Dataset rows describing interfaces
==============================

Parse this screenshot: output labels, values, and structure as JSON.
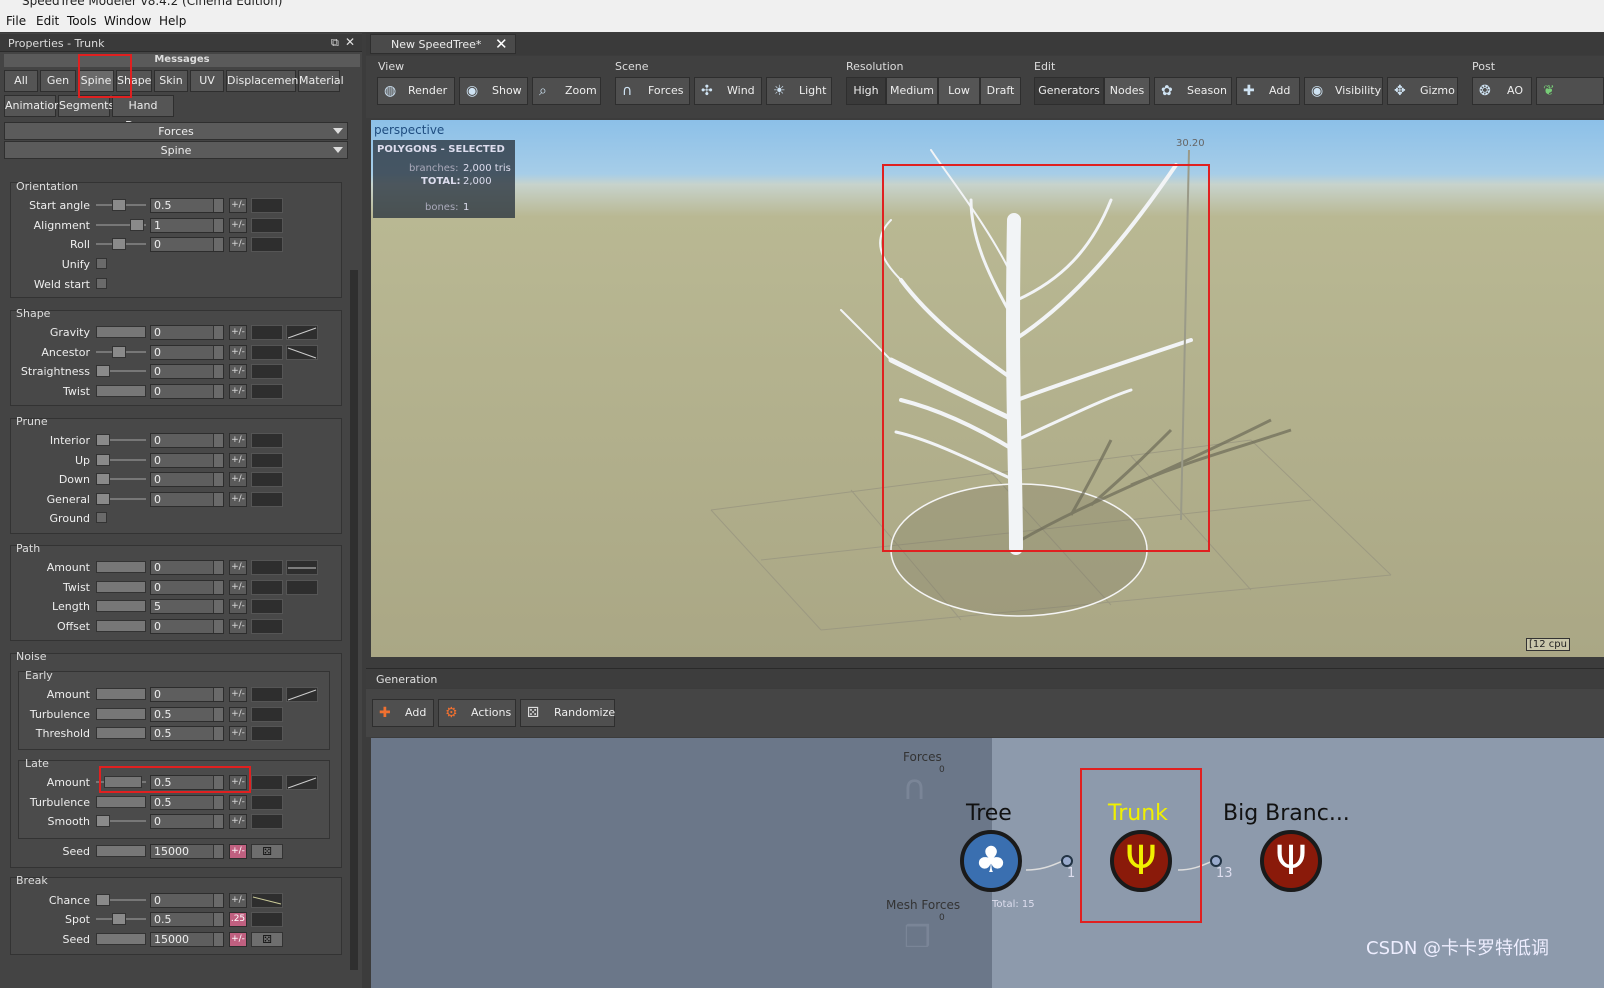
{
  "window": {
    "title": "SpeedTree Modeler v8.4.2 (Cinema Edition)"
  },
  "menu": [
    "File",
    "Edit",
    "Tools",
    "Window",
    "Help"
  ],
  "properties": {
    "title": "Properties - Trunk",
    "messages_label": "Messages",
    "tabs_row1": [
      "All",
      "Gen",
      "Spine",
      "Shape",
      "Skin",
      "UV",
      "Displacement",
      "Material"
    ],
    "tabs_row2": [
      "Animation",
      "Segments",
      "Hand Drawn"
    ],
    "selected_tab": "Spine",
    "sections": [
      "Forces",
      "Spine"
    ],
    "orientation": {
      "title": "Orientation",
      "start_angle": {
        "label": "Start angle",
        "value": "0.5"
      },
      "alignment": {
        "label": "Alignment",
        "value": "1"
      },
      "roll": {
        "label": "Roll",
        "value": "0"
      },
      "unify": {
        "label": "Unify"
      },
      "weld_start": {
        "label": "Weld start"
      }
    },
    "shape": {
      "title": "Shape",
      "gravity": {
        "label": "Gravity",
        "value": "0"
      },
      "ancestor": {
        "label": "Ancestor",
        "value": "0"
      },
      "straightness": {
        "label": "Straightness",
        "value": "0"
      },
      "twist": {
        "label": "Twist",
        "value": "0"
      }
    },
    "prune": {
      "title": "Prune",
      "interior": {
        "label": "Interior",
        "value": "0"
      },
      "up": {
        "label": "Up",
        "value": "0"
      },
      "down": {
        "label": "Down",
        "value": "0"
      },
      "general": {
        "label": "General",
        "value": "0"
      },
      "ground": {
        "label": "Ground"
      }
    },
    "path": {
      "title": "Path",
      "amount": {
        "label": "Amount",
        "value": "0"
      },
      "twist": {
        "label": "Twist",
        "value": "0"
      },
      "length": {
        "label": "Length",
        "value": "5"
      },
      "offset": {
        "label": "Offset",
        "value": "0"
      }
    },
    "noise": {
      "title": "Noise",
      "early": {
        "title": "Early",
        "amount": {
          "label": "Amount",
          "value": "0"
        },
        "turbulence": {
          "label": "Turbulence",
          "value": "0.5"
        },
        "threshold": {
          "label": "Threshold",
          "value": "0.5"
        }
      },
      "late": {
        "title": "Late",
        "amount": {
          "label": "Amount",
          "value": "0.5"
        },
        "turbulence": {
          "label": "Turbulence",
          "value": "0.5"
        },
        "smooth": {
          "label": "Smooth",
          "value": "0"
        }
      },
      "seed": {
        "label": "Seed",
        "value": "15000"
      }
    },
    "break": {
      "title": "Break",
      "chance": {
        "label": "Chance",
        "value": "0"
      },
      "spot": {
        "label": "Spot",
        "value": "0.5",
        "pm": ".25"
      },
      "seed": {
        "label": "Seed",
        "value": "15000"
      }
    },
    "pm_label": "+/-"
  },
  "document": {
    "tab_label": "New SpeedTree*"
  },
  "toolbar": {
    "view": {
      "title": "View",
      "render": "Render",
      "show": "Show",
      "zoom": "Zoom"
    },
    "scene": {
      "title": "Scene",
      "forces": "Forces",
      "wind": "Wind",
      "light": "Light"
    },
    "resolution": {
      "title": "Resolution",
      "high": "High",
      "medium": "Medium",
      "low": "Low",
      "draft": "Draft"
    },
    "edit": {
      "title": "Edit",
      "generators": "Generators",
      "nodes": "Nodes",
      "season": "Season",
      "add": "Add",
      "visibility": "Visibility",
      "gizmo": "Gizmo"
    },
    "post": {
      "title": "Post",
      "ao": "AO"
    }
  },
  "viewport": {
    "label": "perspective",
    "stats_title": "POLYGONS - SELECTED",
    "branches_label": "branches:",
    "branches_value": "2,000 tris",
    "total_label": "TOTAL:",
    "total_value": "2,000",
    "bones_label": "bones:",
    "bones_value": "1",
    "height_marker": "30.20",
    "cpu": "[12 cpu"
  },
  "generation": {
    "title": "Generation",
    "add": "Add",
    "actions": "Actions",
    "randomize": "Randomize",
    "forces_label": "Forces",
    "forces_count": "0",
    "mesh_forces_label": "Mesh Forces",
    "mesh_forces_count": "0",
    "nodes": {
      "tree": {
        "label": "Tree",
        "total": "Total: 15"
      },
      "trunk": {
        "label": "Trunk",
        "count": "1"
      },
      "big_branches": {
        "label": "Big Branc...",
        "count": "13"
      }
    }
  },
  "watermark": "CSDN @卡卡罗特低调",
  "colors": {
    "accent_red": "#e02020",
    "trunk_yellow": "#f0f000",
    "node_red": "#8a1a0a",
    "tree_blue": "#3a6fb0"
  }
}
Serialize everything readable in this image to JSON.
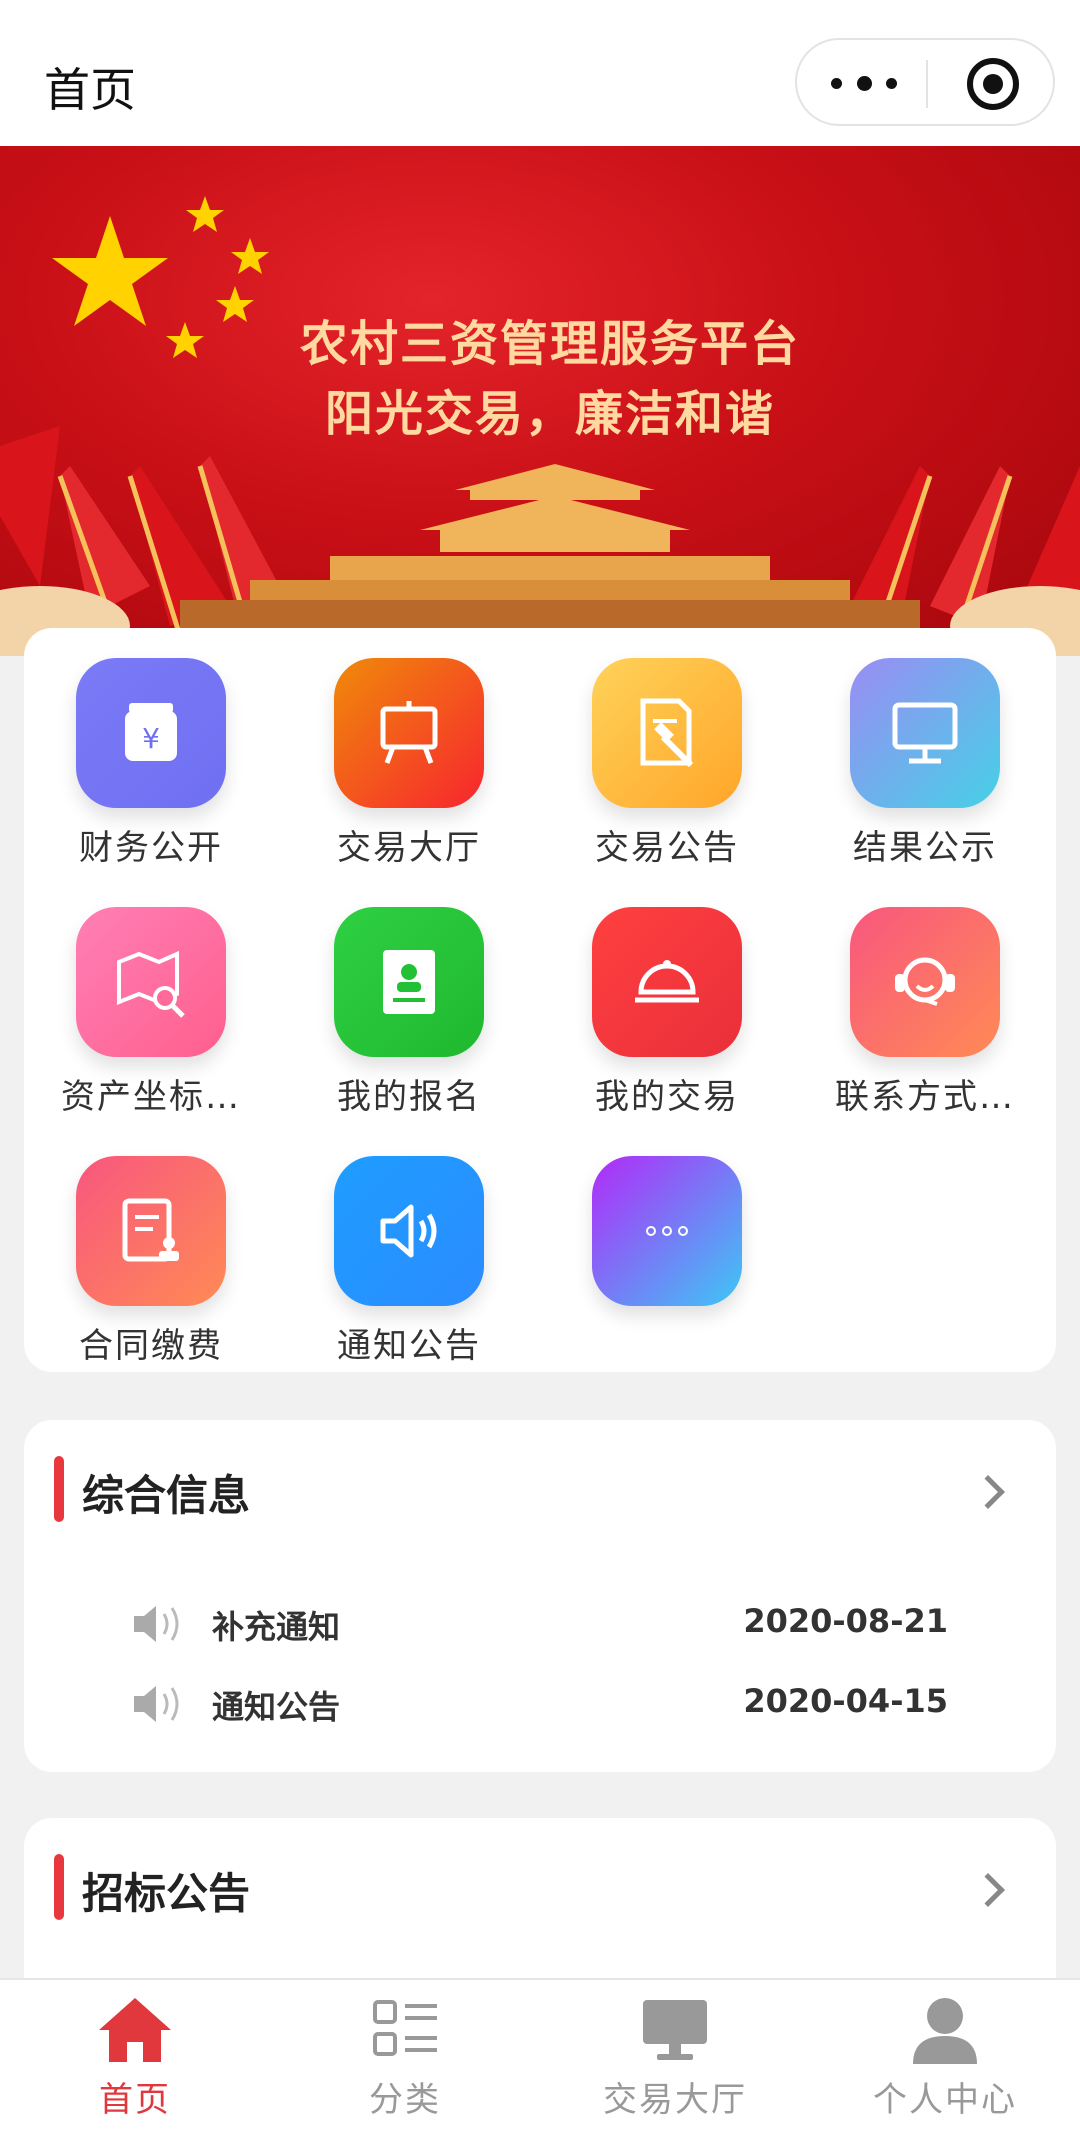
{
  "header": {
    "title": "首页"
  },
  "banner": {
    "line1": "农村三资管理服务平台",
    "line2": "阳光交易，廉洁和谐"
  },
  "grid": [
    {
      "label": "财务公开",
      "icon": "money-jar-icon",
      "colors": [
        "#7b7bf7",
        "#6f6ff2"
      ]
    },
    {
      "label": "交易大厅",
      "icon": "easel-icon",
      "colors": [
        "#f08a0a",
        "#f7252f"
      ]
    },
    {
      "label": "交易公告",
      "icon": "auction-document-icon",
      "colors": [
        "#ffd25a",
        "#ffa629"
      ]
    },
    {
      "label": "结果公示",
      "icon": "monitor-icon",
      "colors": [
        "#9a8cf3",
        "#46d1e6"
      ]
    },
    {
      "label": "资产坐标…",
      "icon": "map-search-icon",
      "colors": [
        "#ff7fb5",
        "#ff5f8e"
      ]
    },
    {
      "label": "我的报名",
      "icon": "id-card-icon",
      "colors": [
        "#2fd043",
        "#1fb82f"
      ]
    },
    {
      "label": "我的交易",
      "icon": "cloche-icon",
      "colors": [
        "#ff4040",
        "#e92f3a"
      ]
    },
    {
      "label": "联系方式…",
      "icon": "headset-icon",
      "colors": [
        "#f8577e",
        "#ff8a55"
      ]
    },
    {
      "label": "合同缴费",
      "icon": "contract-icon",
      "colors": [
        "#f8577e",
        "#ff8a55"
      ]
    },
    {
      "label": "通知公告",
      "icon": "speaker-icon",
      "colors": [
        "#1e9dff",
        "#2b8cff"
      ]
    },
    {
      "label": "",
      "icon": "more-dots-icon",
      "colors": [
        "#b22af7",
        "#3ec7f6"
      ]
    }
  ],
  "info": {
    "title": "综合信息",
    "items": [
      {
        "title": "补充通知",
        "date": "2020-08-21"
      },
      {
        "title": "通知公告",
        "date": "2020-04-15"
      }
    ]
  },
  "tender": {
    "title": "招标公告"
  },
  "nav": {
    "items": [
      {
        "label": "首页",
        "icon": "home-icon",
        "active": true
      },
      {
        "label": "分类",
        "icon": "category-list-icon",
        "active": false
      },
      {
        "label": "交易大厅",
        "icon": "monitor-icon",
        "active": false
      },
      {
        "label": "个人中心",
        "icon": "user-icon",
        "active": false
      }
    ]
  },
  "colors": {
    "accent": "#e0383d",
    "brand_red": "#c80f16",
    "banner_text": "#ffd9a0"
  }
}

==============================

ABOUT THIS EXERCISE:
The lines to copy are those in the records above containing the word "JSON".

TASK RESULT:
Parse this screenshot: output labels, values, and structure as JSON.
Serialize everything readable in this image to JSON.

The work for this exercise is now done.